Joseph Priestly, an English scientist, was the first to isolate carbon monoxide and is usually given credit as its first discoverer. Earlier scientists described a similar gas or performed experiments with the gas in combination with carbon dioxide and failed to describe it.
Priestly's experiments on brewery gases led to the isolation and discovery of eight different gases in the mid to late 1700s. His last major discovery was carbon monoxide, made while he was living in Pennsylvania in the 1790s.
Arnaldus Villanovanus, or Arnold of Villanova, was a Spanish alchemist of the 13th century. He is attributed with describing a poisonous gas emitted from the burning of wood. This gas was almost certainly carbon monoxide. Unfortunately, many works and discoveries attributed to him were actually made by others and attributed to his name because of his great reputation as an alchemist.

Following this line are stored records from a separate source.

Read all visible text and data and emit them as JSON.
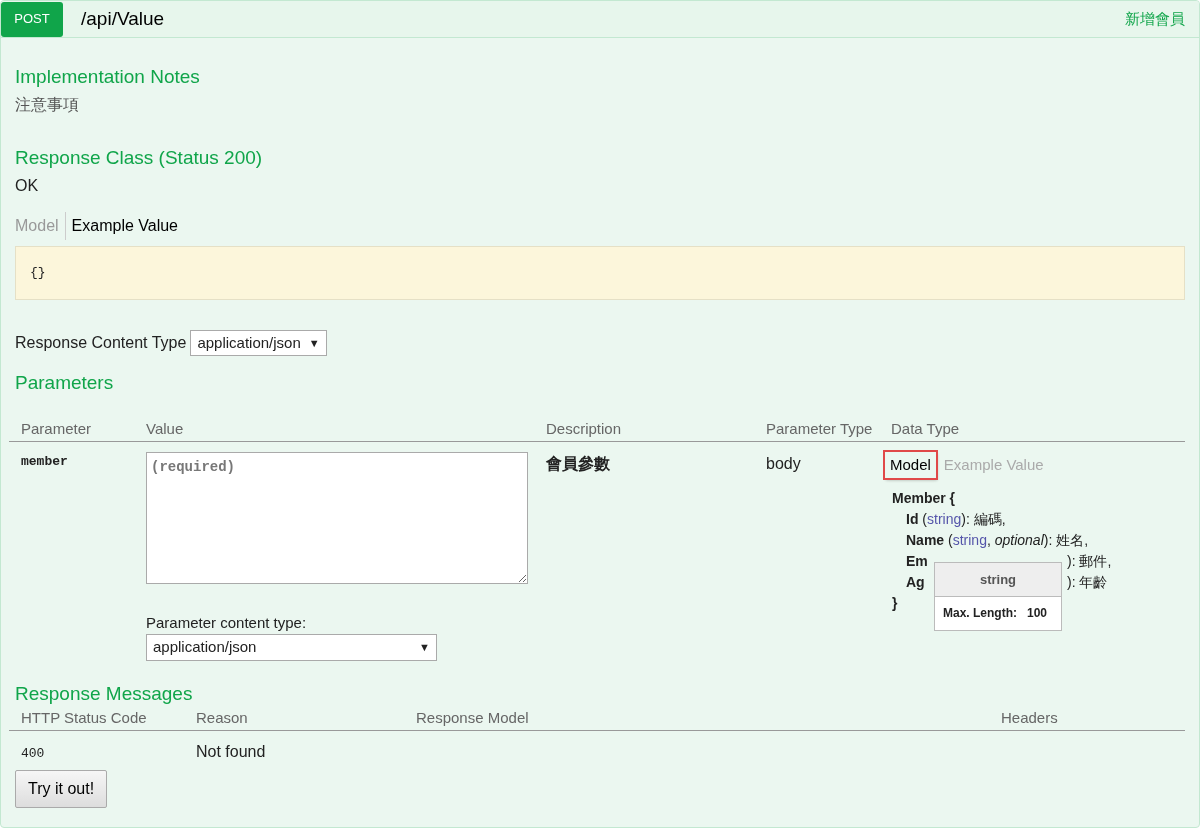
{
  "header": {
    "method": "POST",
    "path": "/api/Value",
    "summary": "新增會員"
  },
  "implementation_notes": {
    "title": "Implementation Notes",
    "text": "注意事項"
  },
  "response_class": {
    "title": "Response Class (Status 200)",
    "text": "OK",
    "tabs": [
      {
        "label": "Model",
        "selected": false
      },
      {
        "label": "Example Value",
        "selected": true
      }
    ],
    "example": "{}"
  },
  "response_content_type": {
    "label": "Response Content Type",
    "value": "application/json",
    "arrow": "▼"
  },
  "parameters": {
    "title": "Parameters",
    "columns": [
      "Parameter",
      "Value",
      "Description",
      "Parameter Type",
      "Data Type"
    ],
    "rows": [
      {
        "name": "member",
        "placeholder": "(required)",
        "content_type_label": "Parameter content type:",
        "content_type": "application/json",
        "content_type_arrow": "▼",
        "description": "會員參數",
        "type": "body",
        "data_type_tabs": [
          {
            "label": "Model",
            "selected": true,
            "highlighted": true
          },
          {
            "label": "Example Value",
            "selected": false,
            "highlighted": false
          }
        ],
        "model": {
          "open": "Member {",
          "close": "}",
          "properties": [
            {
              "kind": "full",
              "name": "Id",
              "open": " (",
              "type": "string",
              "desc": "): 編碼,"
            },
            {
              "kind": "full",
              "name": "Name",
              "open": " (",
              "type": "string",
              "sep": ", ",
              "optional": "optional",
              "desc": "): 姓名,"
            },
            {
              "kind": "covered",
              "name": "Em",
              "desc": "): 郵件,"
            },
            {
              "kind": "covered",
              "name": "Ag",
              "desc": "): 年齡"
            }
          ]
        },
        "tooltip": {
          "title": "string",
          "label": "Max. Length:",
          "value": "100"
        }
      }
    ]
  },
  "response_messages": {
    "title": "Response Messages",
    "columns": [
      "HTTP Status Code",
      "Reason",
      "Response Model",
      "Headers"
    ],
    "rows": [
      {
        "code": "400",
        "reason": "Not found"
      }
    ]
  },
  "try_button": "Try it out!"
}
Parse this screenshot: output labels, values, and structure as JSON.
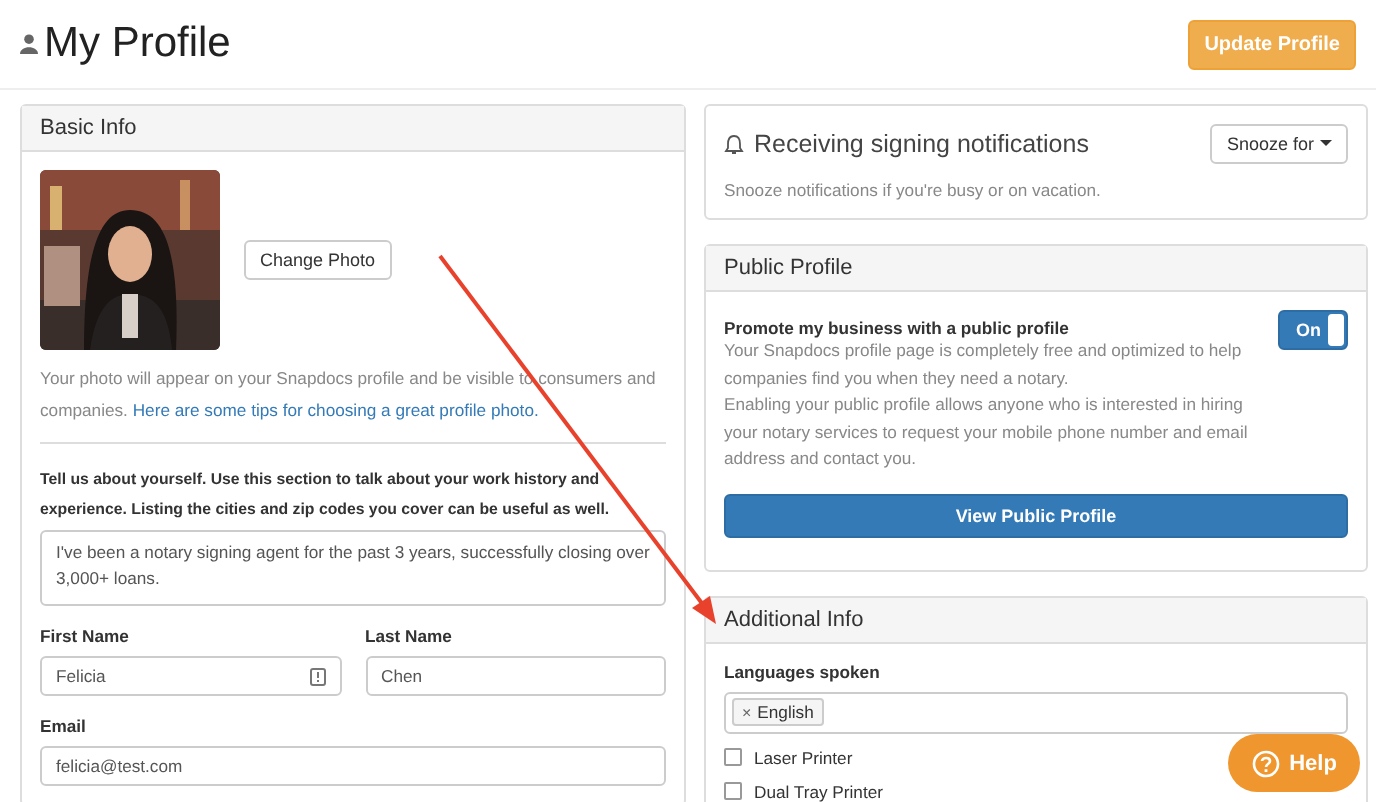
{
  "page": {
    "title": "My Profile",
    "update_button": "Update Profile"
  },
  "basic_info": {
    "title": "Basic Info",
    "change_photo": "Change Photo",
    "photo_note": "Your photo will appear on your Snapdocs profile and be visible to consumers and companies.",
    "photo_link": "Here are some tips for choosing a great profile photo.",
    "about_prompt": "Tell us about yourself. Use this section to talk about your work history and experience. Listing the cities and zip codes you cover can be useful as well.",
    "about_value": "I've been a notary signing agent for the past 3 years, successfully closing over 3,000+ loans.",
    "name_fields": [
      {
        "label": "First Name",
        "value": "Felicia",
        "autofill_icon": true
      },
      {
        "label": "Last Name",
        "value": "Chen",
        "autofill_icon": false
      }
    ],
    "email": {
      "label": "Email",
      "value": "felicia@test.com"
    }
  },
  "notifications": {
    "title": "Receiving signing notifications",
    "snooze_button": "Snooze for",
    "note": "Snooze notifications if you're busy or on vacation."
  },
  "public_profile": {
    "title": "Public Profile",
    "heading": "Promote my business with a public profile",
    "paragraphs": [
      "Your Snapdocs profile page is completely free and optimized to help companies find you when they need a notary.",
      "Enabling your public profile allows anyone who is interested in hiring your notary services to request your mobile phone number and email address and contact you."
    ],
    "toggle": {
      "label": "On",
      "on": true
    },
    "view_button": "View Public Profile"
  },
  "additional_info": {
    "title": "Additional Info",
    "languages_label": "Languages spoken",
    "remove_mark": "×",
    "languages": [
      "English"
    ],
    "checkboxes": [
      {
        "label": "Laser Printer",
        "checked": false
      },
      {
        "label": "Dual Tray Printer",
        "checked": false
      }
    ]
  },
  "help_button": "Help"
}
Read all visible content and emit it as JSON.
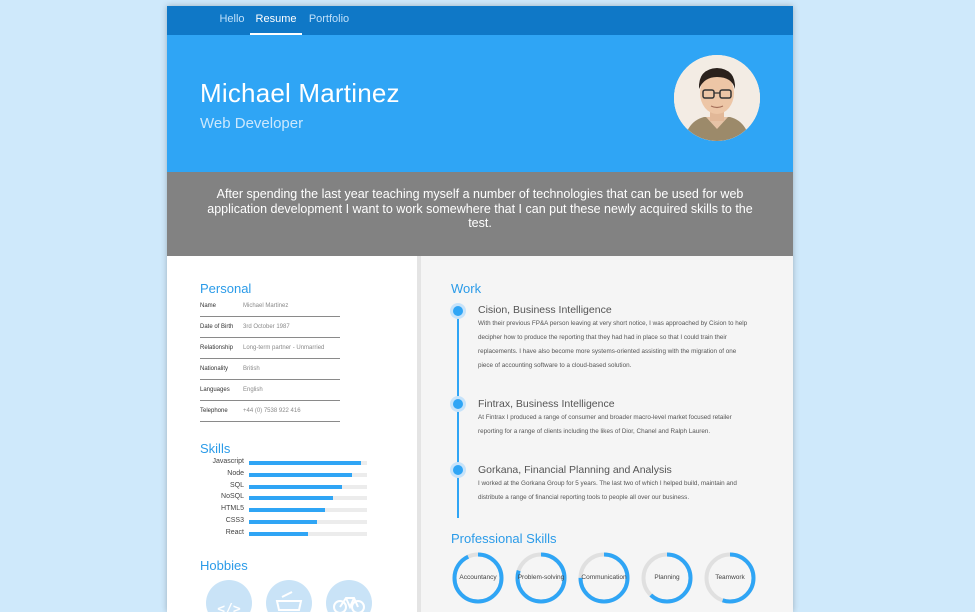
{
  "nav": {
    "items": [
      "Hello",
      "Resume",
      "Portfolio"
    ],
    "active": "Resume"
  },
  "header": {
    "name": "Michael Martinez",
    "role": "Web Developer"
  },
  "intro": "After spending the last year teaching myself a number of technologies that can be used for web application development I want to work somewhere that I can put these newly acquired skills to the test.",
  "personal": {
    "title": "Personal",
    "rows": [
      {
        "label": "Name",
        "value": "Michael Martinez"
      },
      {
        "label": "Date of Birth",
        "value": "3rd October 1987"
      },
      {
        "label": "Relationship",
        "value": "Long-term partner - Unmarried"
      },
      {
        "label": "Nationality",
        "value": "British"
      },
      {
        "label": "Languages",
        "value": "English"
      },
      {
        "label": "Telephone",
        "value": "+44 (0) 7538 922 416"
      }
    ]
  },
  "skills": {
    "title": "Skills",
    "items": [
      {
        "name": "Javascript",
        "level": 0.95
      },
      {
        "name": "Node",
        "level": 0.87
      },
      {
        "name": "SQL",
        "level": 0.79
      },
      {
        "name": "NoSQL",
        "level": 0.71
      },
      {
        "name": "HTML5",
        "level": 0.64
      },
      {
        "name": "CSS3",
        "level": 0.58
      },
      {
        "name": "React",
        "level": 0.5
      }
    ]
  },
  "hobbies": {
    "title": "Hobbies",
    "icons": [
      "code-icon",
      "food-icon",
      "bicycle-icon"
    ]
  },
  "work": {
    "title": "Work",
    "jobs": [
      {
        "title": "Cision, Business Intelligence",
        "desc": "With their previous FP&A person leaving at very short notice, I was approached by Cision to help decipher how to produce the reporting that they had had in place so that I could train their replacements. I have also become more systems-oriented assisting with the migration of one piece of accounting software to a cloud-based solution."
      },
      {
        "title": "Fintrax, Business Intelligence",
        "desc": "At Fintrax I produced a range of consumer and broader macro-level market focused retailer reporting for a range of clients including the likes of Dior, Chanel and Ralph Lauren."
      },
      {
        "title": "Gorkana, Financial Planning and Analysis",
        "desc": "I worked at the Gorkana Group for 5 years. The last two of which I helped build, maintain and distribute a range of financial reporting tools to people all over our business."
      }
    ]
  },
  "professional_skills": {
    "title": "Professional Skills",
    "items": [
      {
        "name": "Accountancy",
        "level": 0.93
      },
      {
        "name": "Problem-solving",
        "level": 0.8
      },
      {
        "name": "Communication",
        "level": 0.75
      },
      {
        "name": "Planning",
        "level": 0.62
      },
      {
        "name": "Teamwork",
        "level": 0.55
      }
    ]
  },
  "colors": {
    "accent": "#2fa5f5",
    "nav": "#0f78c7",
    "intro_bg": "#828282",
    "track": "#e0e0e0"
  }
}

The 17th-century scientist Jan Baptista van Helmont nearly died from experimenting with carbon monoxide without realizing what the poisonous gas was.